Which lines of the records contain the word "Your"? Copy each one.

START INPUT

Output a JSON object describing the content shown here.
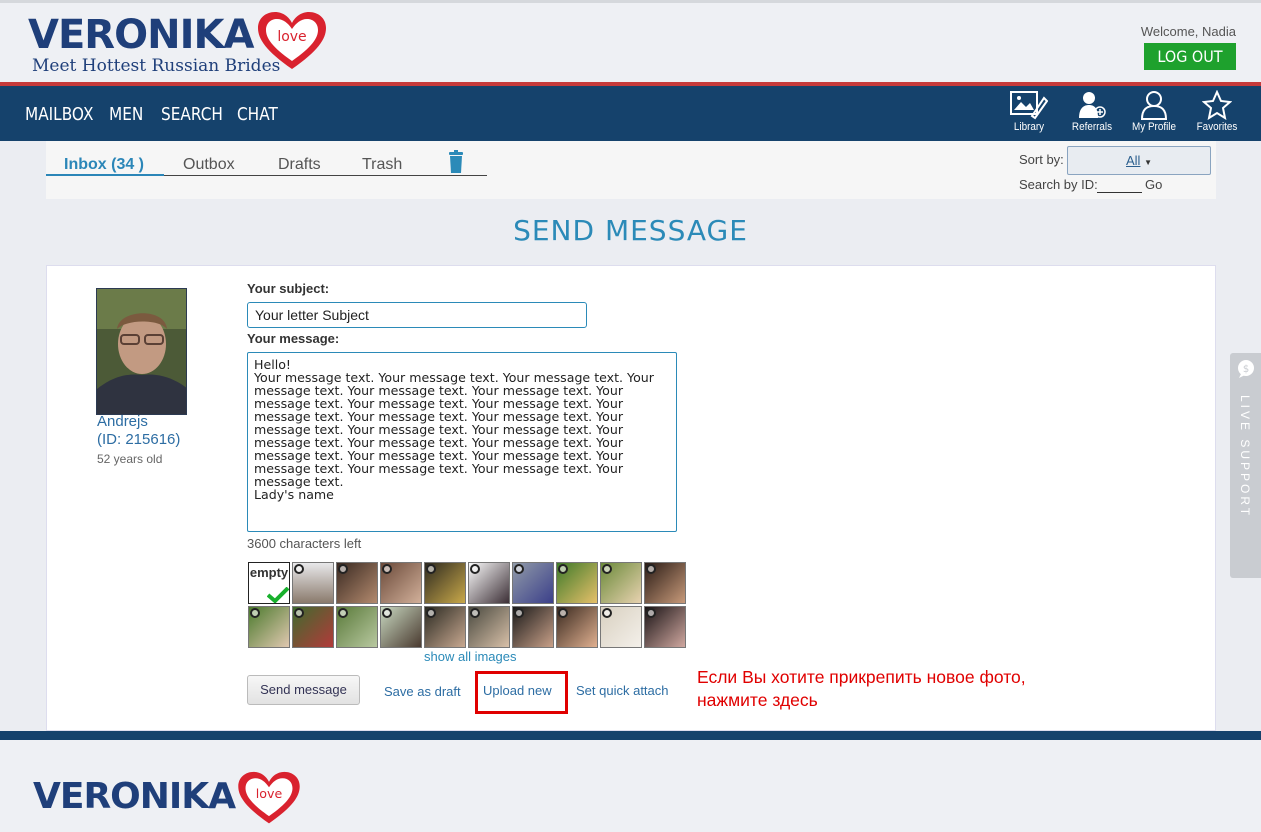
{
  "header": {
    "logo_text": "VERONIKA",
    "logo_love": "love",
    "tagline": "Meet Hottest Russian Brides",
    "welcome": "Welcome, Nadia",
    "logout": "LOG OUT"
  },
  "nav": {
    "items": [
      "MAILBOX",
      "MEN",
      "SEARCH",
      "CHAT"
    ],
    "icons": [
      {
        "label": "Library",
        "icon": "library-icon"
      },
      {
        "label": "Referrals",
        "icon": "referrals-icon"
      },
      {
        "label": "My Profile",
        "icon": "profile-icon"
      },
      {
        "label": "Favorites",
        "icon": "favorites-icon"
      }
    ]
  },
  "mailbox": {
    "tabs": [
      "Inbox (34 )",
      "Outbox",
      "Drafts",
      "Trash"
    ],
    "active_tab": "Inbox (34 )",
    "sort_label": "Sort by:",
    "sort_value": "All",
    "search_label": "Search by ID:",
    "search_go": "Go"
  },
  "page_title": "SEND MESSAGE",
  "recipient": {
    "name": "Andrejs",
    "id": "(ID: 215616)",
    "age": "52 years old"
  },
  "form": {
    "subject_label": "Your subject:",
    "subject_value": "Your letter Subject",
    "message_label": "Your message:",
    "message_value": "Hello!\nYour message text. Your message text. Your message text. Your message text. Your message text. Your message text. Your message text. Your message text. Your message text. Your message text. Your message text. Your message text. Your message text. Your message text. Your message text. Your message text. Your message text. Your message text. Your message text. Your message text. Your message text. Your message text. Your message text. Your message text. Your message text.\nLady's name",
    "chars_left": "3600 characters left",
    "empty_label": "empty",
    "show_all": "show all images",
    "send_button": "Send message",
    "save_draft": "Save as draft",
    "upload_new": "Upload new",
    "quick_attach": "Set quick attach"
  },
  "annotation": {
    "line1": "Если Вы хотите прикрепить новое фото,",
    "line2": "нажмите здесь"
  },
  "live_support": "LIVE SUPPORT",
  "colors": {
    "nav_bg": "#15426c",
    "accent": "#2b8ab8",
    "logout_bg": "#1ea12d",
    "annotation": "#e00000",
    "brand_red": "#d9222e"
  }
}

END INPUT

#### TASK OUTPUT
    "subject_label": "Your subject:",
    "subject_value": "Your letter Subject",
    "message_label": "Your message:",
    "message_value": "Hello!\nYour message text. Your message text. Your message text. Your message text. Your message text. Your message text. Your message text. Your message text. Your message text. Your message text. Your message text. Your message text. Your message text. Your message text. Your message text. Your message text. Your message text. Your message text. Your message text. Your message text. Your message text. Your message text. Your message text. Your message text. Your message text.\nLady's name",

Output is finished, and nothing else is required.